Items from an interface collection

+===+

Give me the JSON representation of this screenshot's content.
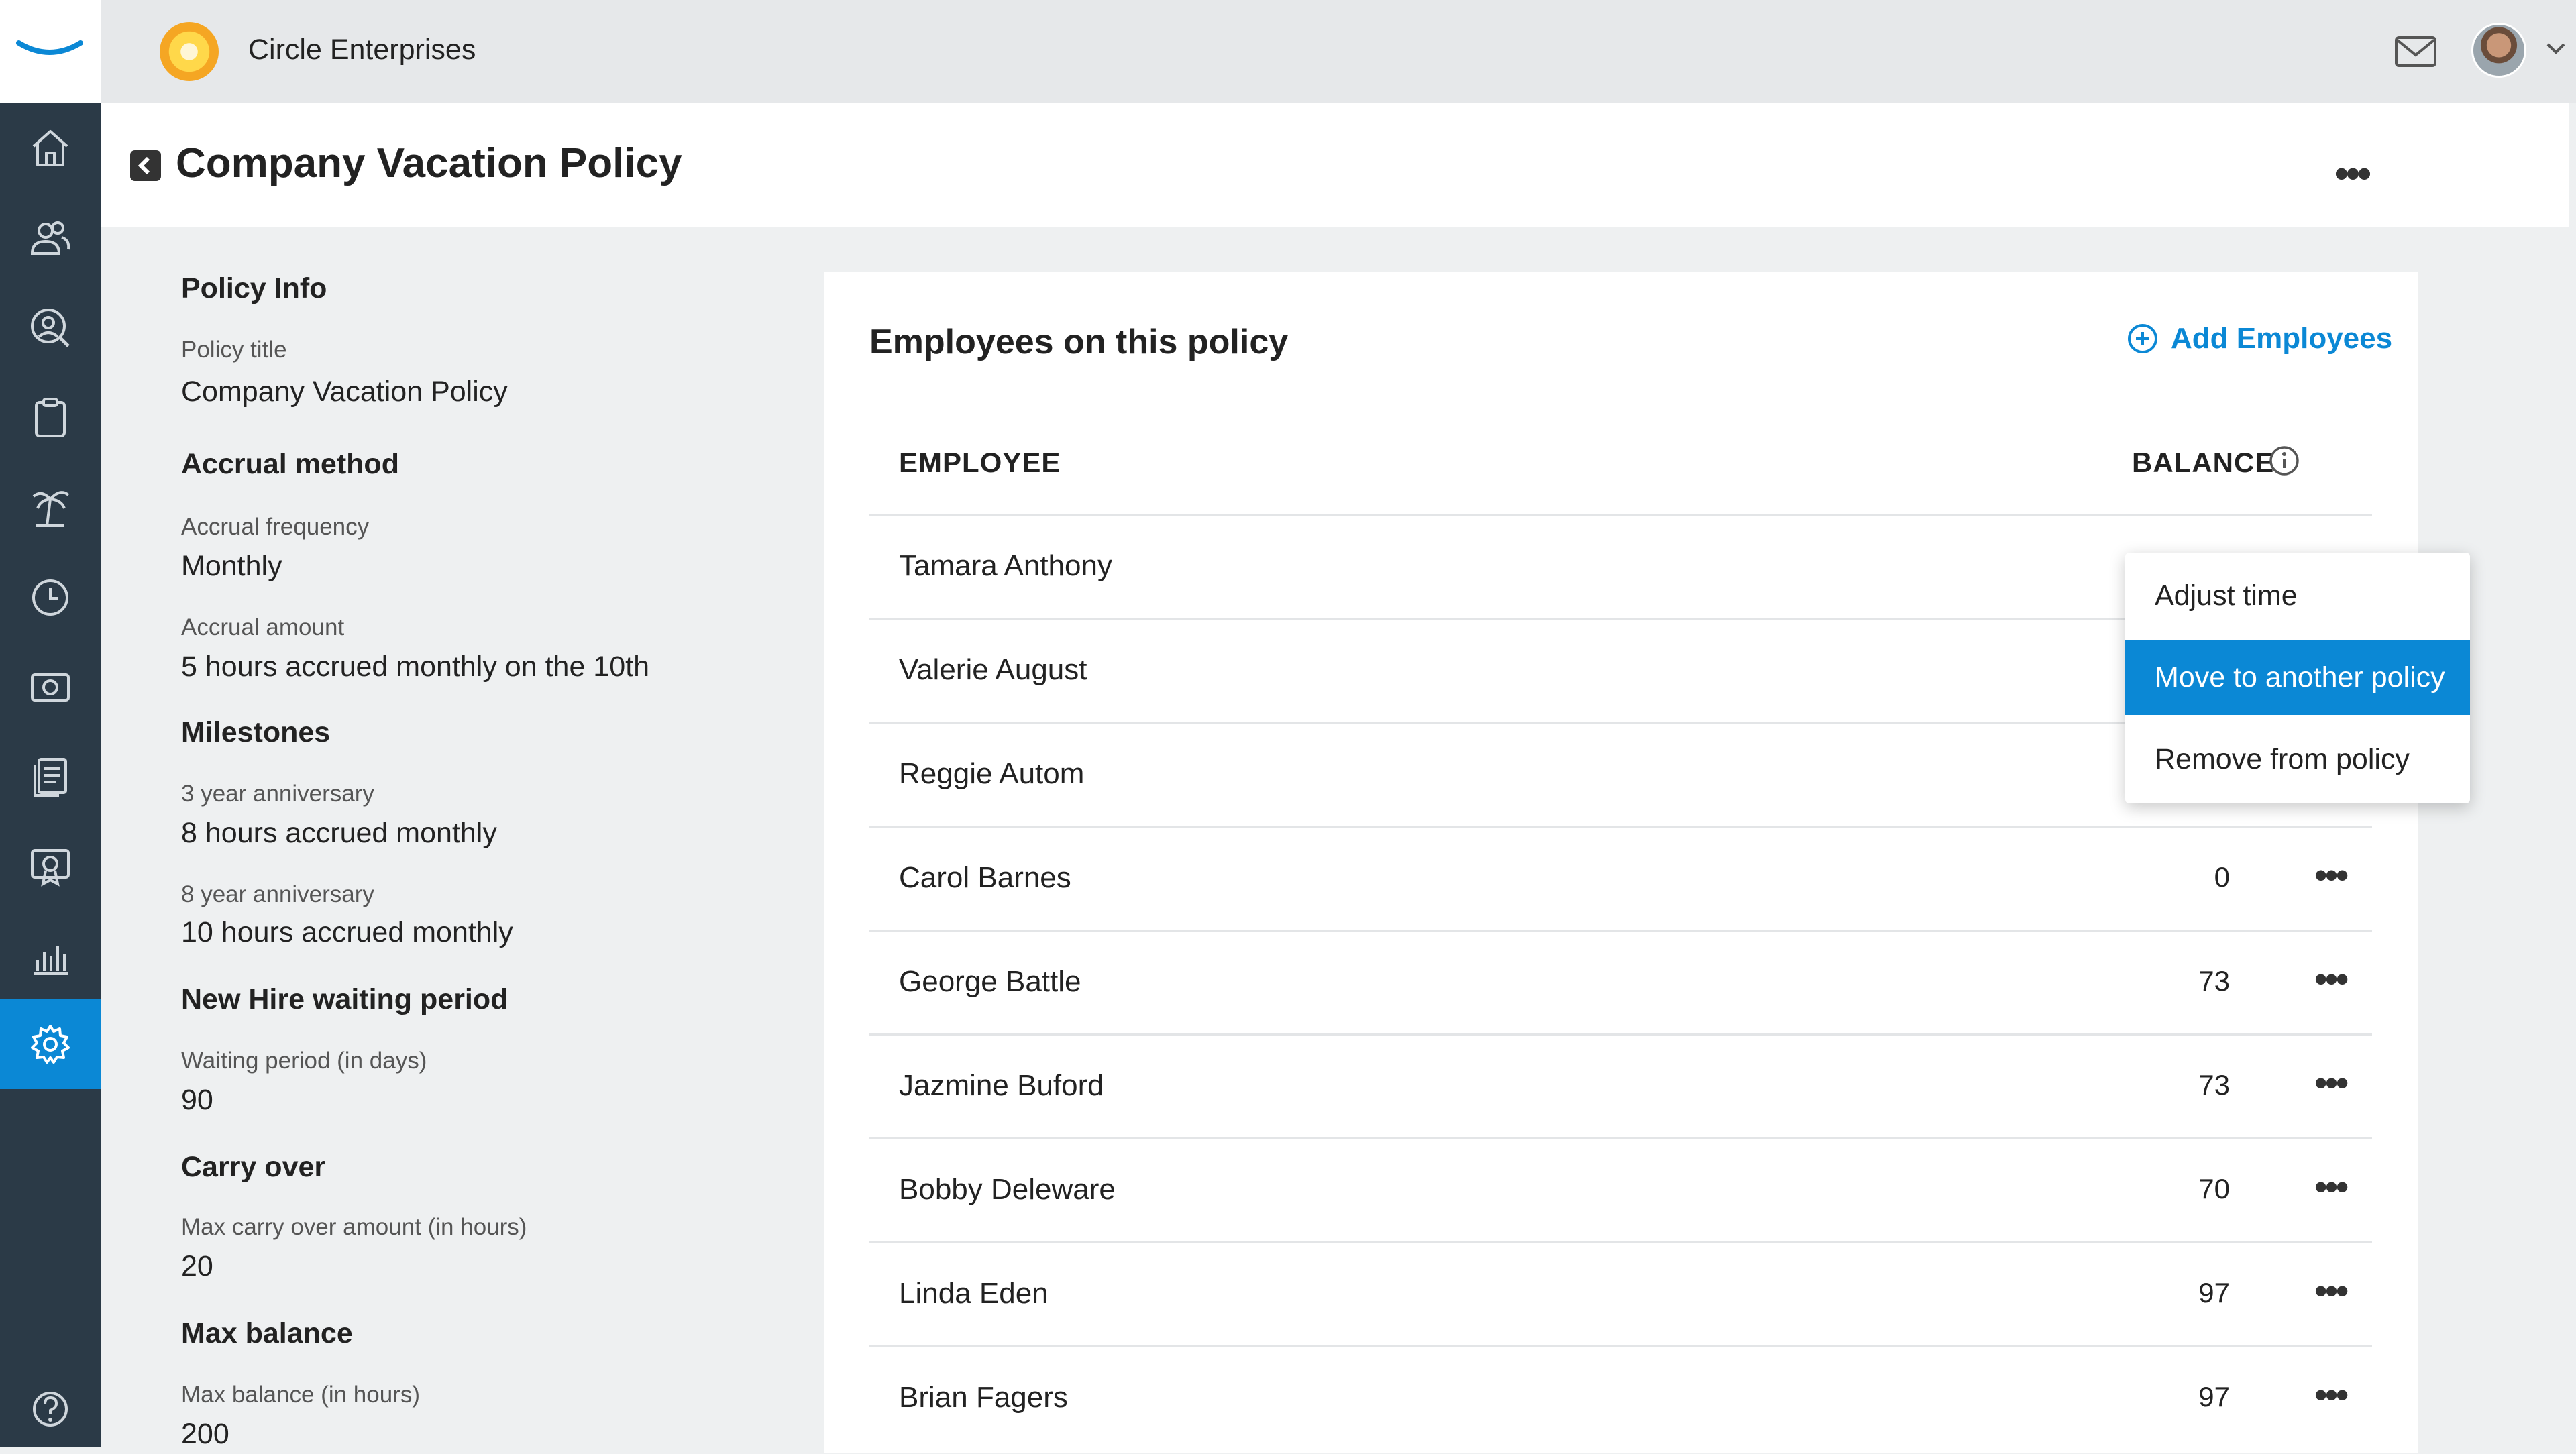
{
  "topbar": {
    "org_name": "Circle Enterprises",
    "mail_icon": "mail-icon",
    "avatar_icon": "user-avatar"
  },
  "nav": {
    "items": [
      {
        "icon": "home-icon"
      },
      {
        "icon": "people-icon"
      },
      {
        "icon": "person-search-icon"
      },
      {
        "icon": "clipboard-icon"
      },
      {
        "icon": "palm-tree-icon"
      },
      {
        "icon": "clock-icon"
      },
      {
        "icon": "money-icon"
      },
      {
        "icon": "documents-icon"
      },
      {
        "icon": "certificate-icon"
      },
      {
        "icon": "bar-chart-icon"
      },
      {
        "icon": "gear-icon",
        "active": true
      },
      {
        "icon": "help-icon"
      }
    ],
    "active_color": "#0b88d5",
    "background": "#2b3a47"
  },
  "page": {
    "title": "Company Vacation Policy"
  },
  "policy_info": {
    "heading": "Policy Info",
    "policy_title_label": "Policy title",
    "policy_title_value": "Company Vacation Policy",
    "accrual_heading": "Accrual method",
    "accrual_frequency_label": "Accrual frequency",
    "accrual_frequency_value": "Monthly",
    "accrual_amount_label": "Accrual amount",
    "accrual_amount_value": "5 hours accrued monthly on the 10th",
    "milestones_heading": "Milestones",
    "milestone_1_label": "3 year anniversary",
    "milestone_1_value": "8 hours accrued monthly",
    "milestone_2_label": "8 year anniversary",
    "milestone_2_value": "10 hours accrued monthly",
    "waiting_heading": "New Hire waiting period",
    "waiting_label": "Waiting period (in days)",
    "waiting_value": "90",
    "carry_heading": "Carry over",
    "carry_label": "Max carry over amount (in hours)",
    "carry_value": "20",
    "max_heading": "Max balance",
    "max_label": "Max balance (in hours)",
    "max_value": "200"
  },
  "employees": {
    "title": "Employees on this policy",
    "add_label": "Add Employees",
    "col_employee": "EMPLOYEE",
    "col_balance": "BALANCE",
    "rows": [
      {
        "name": "Tamara Anthony",
        "balance": ""
      },
      {
        "name": "Valerie August",
        "balance": ""
      },
      {
        "name": "Reggie Autom",
        "balance": ""
      },
      {
        "name": "Carol Barnes",
        "balance": "0"
      },
      {
        "name": "George Battle",
        "balance": "73"
      },
      {
        "name": "Jazmine Buford",
        "balance": "73"
      },
      {
        "name": "Bobby Deleware",
        "balance": "70"
      },
      {
        "name": "Linda Eden",
        "balance": "97"
      },
      {
        "name": "Brian Fagers",
        "balance": "97"
      }
    ]
  },
  "context_menu": {
    "items": [
      "Adjust time",
      "Move to another policy",
      "Remove from policy"
    ],
    "selected_index": 1
  }
}
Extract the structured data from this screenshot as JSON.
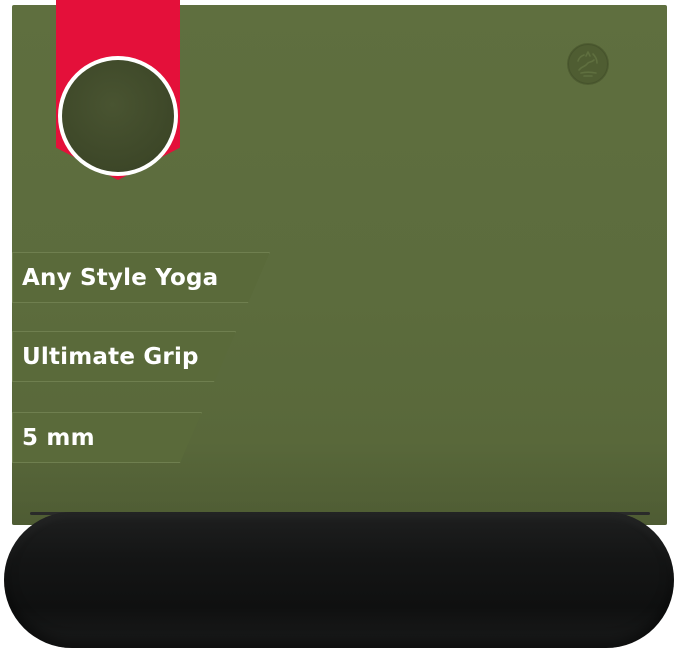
{
  "product": {
    "mat_color": "#5e6e3e",
    "roll_color": "#141515",
    "swatch_color": "#3d4728",
    "ribbon_color": "#e4103a",
    "logo": "lotus-figure-logo-icon"
  },
  "features": [
    {
      "label": "Any Style Yoga"
    },
    {
      "label": "Ultimate Grip"
    },
    {
      "label": "5 mm"
    }
  ]
}
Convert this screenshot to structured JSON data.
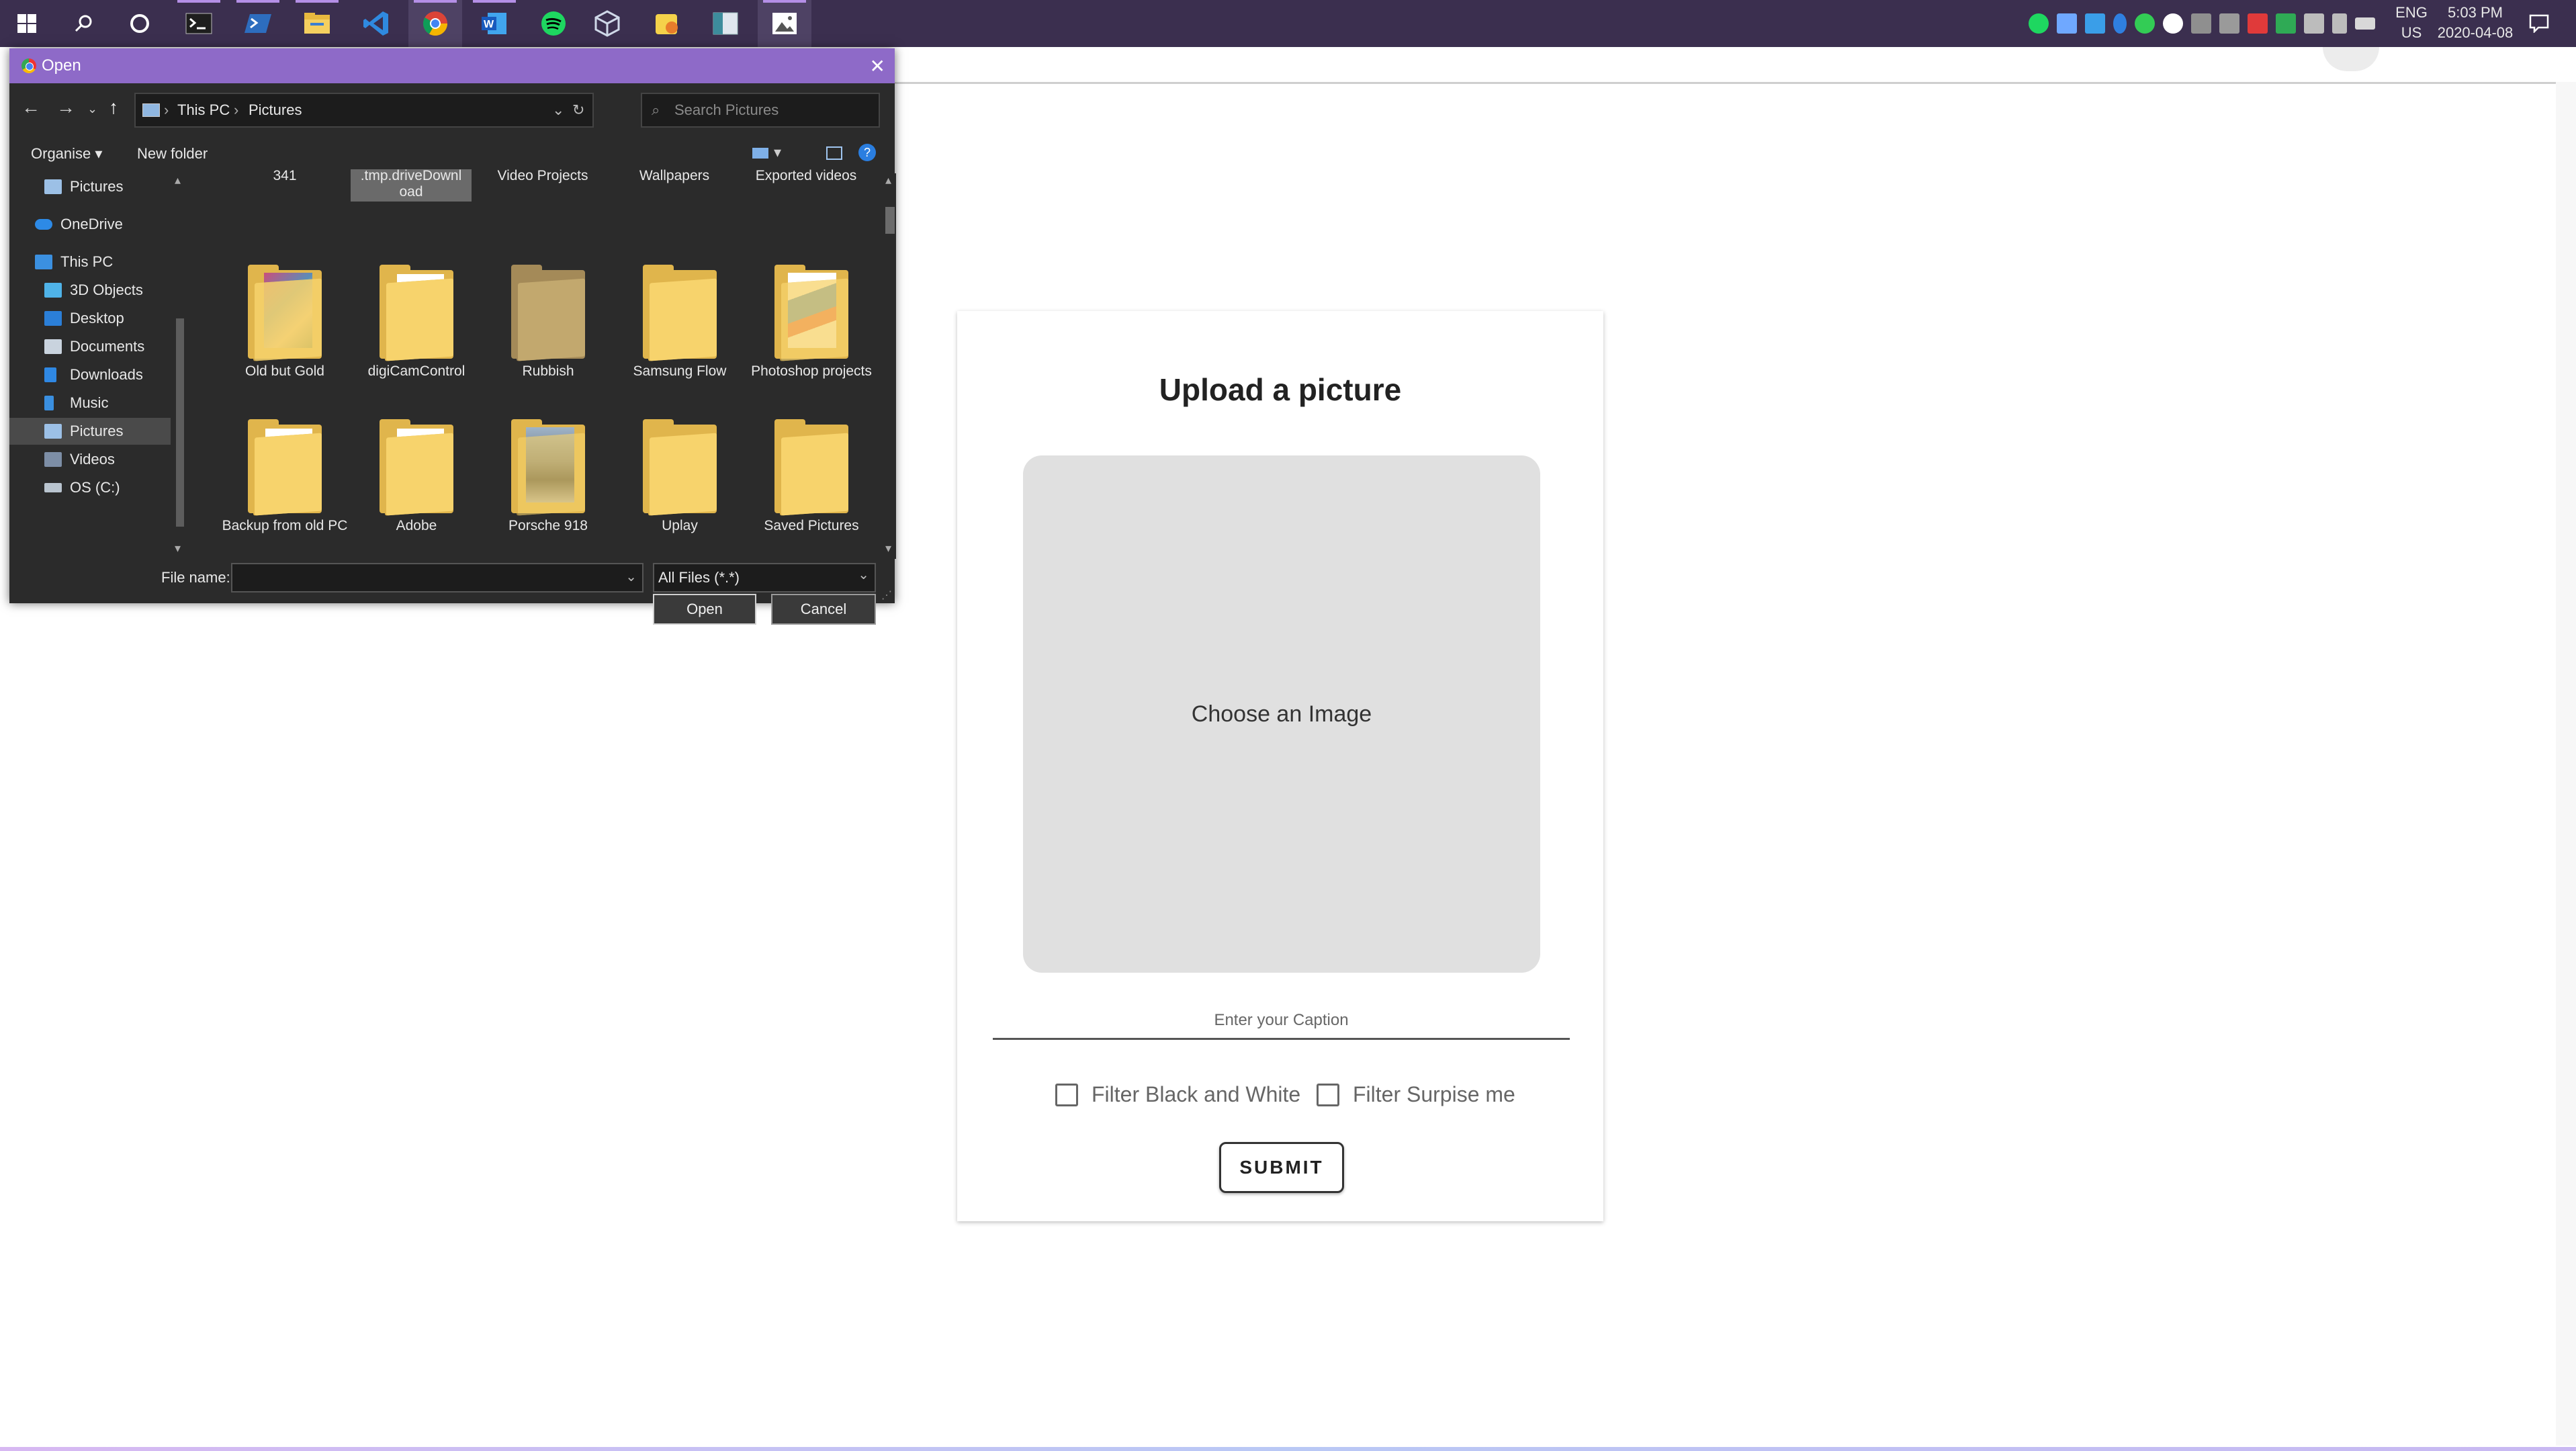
{
  "taskbar": {
    "apps": [
      {
        "name": "start-button"
      },
      {
        "name": "search"
      },
      {
        "name": "cortana"
      },
      {
        "name": "terminal"
      },
      {
        "name": "powershell"
      },
      {
        "name": "file-explorer"
      },
      {
        "name": "vscode"
      },
      {
        "name": "chrome"
      },
      {
        "name": "word"
      },
      {
        "name": "spotify"
      },
      {
        "name": "virtualbox"
      },
      {
        "name": "sticky-app"
      },
      {
        "name": "screen-app"
      },
      {
        "name": "photos"
      }
    ],
    "lang": "ENG",
    "region": "US",
    "time": "5:03 PM",
    "date": "2020-04-08"
  },
  "dialog": {
    "title": "Open",
    "breadcrumb": [
      "This PC",
      "Pictures"
    ],
    "search_placeholder": "Search Pictures",
    "organise_label": "Organise",
    "new_folder_label": "New folder",
    "nav_items": [
      {
        "label": "Pictures",
        "icon": "pictures-icon"
      },
      {
        "label": "OneDrive",
        "icon": "onedrive-icon"
      },
      {
        "label": "This PC",
        "icon": "pc-icon"
      },
      {
        "label": "3D Objects",
        "icon": "3d-objects-icon"
      },
      {
        "label": "Desktop",
        "icon": "desktop-icon"
      },
      {
        "label": "Documents",
        "icon": "documents-icon"
      },
      {
        "label": "Downloads",
        "icon": "downloads-icon"
      },
      {
        "label": "Music",
        "icon": "music-icon"
      },
      {
        "label": "Pictures",
        "icon": "pictures-icon"
      },
      {
        "label": "Videos",
        "icon": "videos-icon"
      },
      {
        "label": "OS (C:)",
        "icon": "drive-icon"
      }
    ],
    "top_row_labels": [
      "341",
      ".tmp.driveDownl\noad",
      "Video Projects",
      "Wallpapers",
      "Exported videos"
    ],
    "folders_row1": [
      "Old but Gold",
      "digiCamControl",
      "Rubbish",
      "Samsung Flow",
      "Photoshop projects"
    ],
    "folders_row2": [
      "Backup from old PC",
      "Adobe",
      "Porsche 918",
      "Uplay",
      "Saved Pictures"
    ],
    "file_name_label": "File name:",
    "file_name_value": "",
    "file_type": "All Files (*.*)",
    "open_label": "Open",
    "cancel_label": "Cancel"
  },
  "upload": {
    "title": "Upload a picture",
    "dropzone_label": "Choose an Image",
    "caption_placeholder": "Enter your Caption",
    "filter_bw": "Filter Black and White",
    "filter_surprise": "Filter Surpise me",
    "submit_label": "SUBMIT"
  },
  "colors": {
    "taskbar": "#3b2f4f",
    "dialog_title": "#8e6ac8",
    "dialog_bg": "#2b2b2b",
    "dropzone": "#e0e0e0",
    "folder": "#f7d36c"
  }
}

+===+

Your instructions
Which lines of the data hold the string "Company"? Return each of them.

Solution below
    "title": "Company Vacation Policy"
    "policy_title_value": "Company Vacation Policy",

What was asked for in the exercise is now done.